In reality, it said:

We hold these truths to be self-evident, that all men are created equal, that they are endowed by their Creator with certain unalienable Rights, that among these are Life, Liberty and the pursuit of Happiness.

– The U.S. Declaration of Independence

Boom! I imagine the 4th of July fireworks are like the sound made when they dropped the mic after signing that bad boy. (Although the mic was actually a quill pen.)

Freedom

On the 4th of July, there is much talk about our freedom. Which is perhaps the greatest nepotistic gift our forefathers could have hooked us up with.

Today, we listen to great songs about freedom by Francis Scott Key, everyone who sings country music, and Wham.

We think about and thank those who fought and died for our freedom.

Happiness

But Thomas Jefferson saved the best part of that epic sentence for the end. Because the greatest adventure in life is pursuing your own happiness. And the most important declaration you can make is that you have found it.

The Pursuit

It is not enough to be free. Use your freedom to pursue your happiness.

Find your happy places.

Spend time with happy people.

Find work that makes you happy.

Work with other happy people who enjoy what they do.

Find hobbies and play that make you happy.

Perform volunteer activities that contribute to your happiness.

Eliminate addictions that make you unhappy.

Eliminate people that make you unhappy. #buhbye
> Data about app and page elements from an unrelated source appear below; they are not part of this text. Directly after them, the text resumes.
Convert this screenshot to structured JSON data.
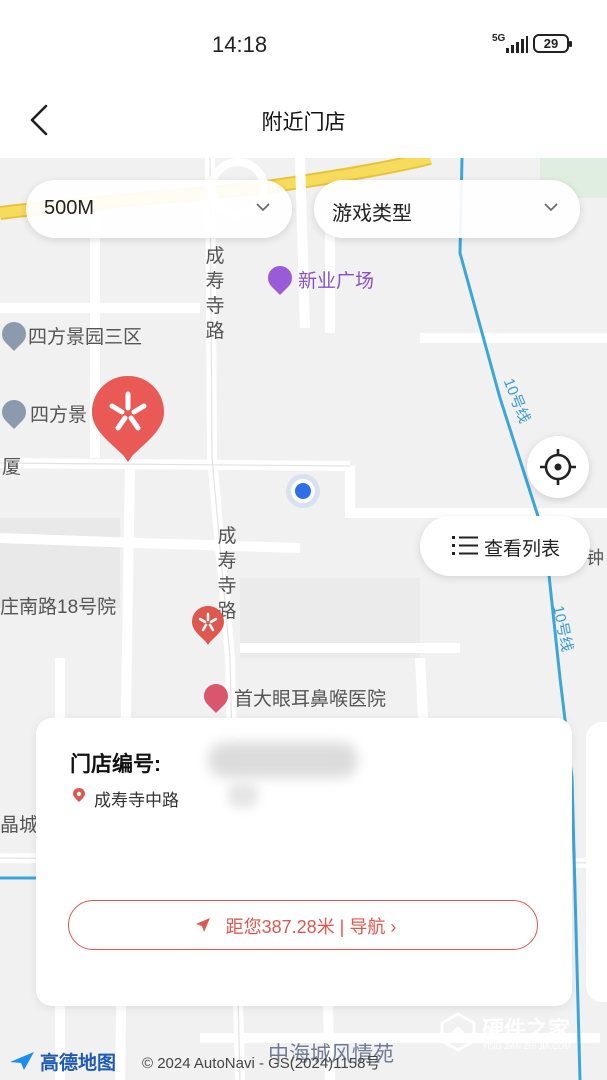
{
  "status": {
    "time": "14:18",
    "network": "5G",
    "battery": "29"
  },
  "header": {
    "title": "附近门店"
  },
  "filters": {
    "distance": "500M",
    "game_type": "游戏类型"
  },
  "map": {
    "labels": {
      "xinye": "新业广场",
      "sifang3": "四方景园三区",
      "sifang": "四方景",
      "sha": "厦",
      "chengshousi1": "成寿寺路",
      "chengshousi2": "成寿寺路",
      "zhuangnan": "庄南路18号院",
      "hospital": "首大眼耳鼻喉医院",
      "jingcheng": "晶城",
      "zhonghai": "中海城风情苑",
      "fenzhong": "分钟",
      "line10a": "10号线",
      "line10b": "10号线"
    }
  },
  "buttons": {
    "list_view": "查看列表"
  },
  "card": {
    "store_id_label": "门店编号:",
    "address": "成寿寺中路",
    "nav": "距您387.28米 | 导航 ›"
  },
  "footer": {
    "logo": "高德地图",
    "copyright": "© 2024 AutoNavi - GS(2024)1158号"
  },
  "watermark": {
    "name": "硬件之家",
    "url": "YING JIAN ZHI JIA.COM"
  },
  "colors": {
    "accent": "#e0574f",
    "location_dot": "#2f6ee6",
    "metro": "#3aa7d8",
    "road_yellow": "#f5d24a"
  }
}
Listen to music that makes you happy. #PharellWilliams #BobbyMcFerrin #MoreCowbell

Personal Note

My wife and kids thought that a dog would add to our family’s happiness. And I admit they were right. So maybe get a dog. Unless you are allergic to dogs. (Or to picking up their poop.)

Mini-golf, flip-flops and family time all contribute to my happiness.

Key Takeaway

Let the 4th of July be a reminder to relentlessly pursue your own happiness. Discover, embrace and collect all the things that contribute to your happiness. Eliminate the things that make you unhappy. If you are unhappy with your current situation remember that you can change your whole life in one day. Our forefathers taught us that on July 4th, 1776.

God Bless America.

Have A Happy America’s Birth Day!


*Please share this message with anyone you think would benefit from this reminder.

+For other ways to discover your own happiness check out my new book, What Does Your Fortune Cookie Say? from Ripples Media.

A good sign that you are doing things the right way.


One of my great goals in life is to provide great value to others. To become a trusted and valued resource for others. Like a human Google, Wikipedia, or Oprah.

A simple indicator I use to measure my value to others is the number of Non-Disclosure agreements I am asked to sign. The NDA is a legal document that says I will keep all the secrets I am told a secret. It’s the legally binding equivalent of the pinky promise. It contains adult language that essentially says that I will zip it, lock it and put it in my pocket. Or that I cross my heart, hope to die, and stick a needle in my eye.

I sign a lot of these NDAs. Because people and companies regularly approach me and my team at The Weaponry about secret new projects, products and plans. They are looking for insights, guidance and collaboration to help a big new idea become a big success.

I love being invited into the inner circle early. And you should too. It’s a great honor and indicator of trust.

Important Questions To Consider

Are people sharing inside information with you?

Do they bring you in early?

Do they want your input?

Do you get brought in to help plan, pressure test, and introduce?

Are you asked to problem-solve?

Do you find out about opportunities first?

Do you have a secret bat phone?

Key Takeaway

The inner circle is where you want to be. It is true in your career and in your social circles. It is a sign of trustworthiness. It means others value your opinions, ideas, and experience. It means you have problem-solving skills. Or turbo-charging skills. And it’s a sign that others enjoy spending time with you. When you get invited into the inner circle it means you are providing great value to others. Which is the greatest measure of all.

+If you found value in this post you will probably also find value in my new book What Does Your Fortune Cookie Say? from Ripples Media.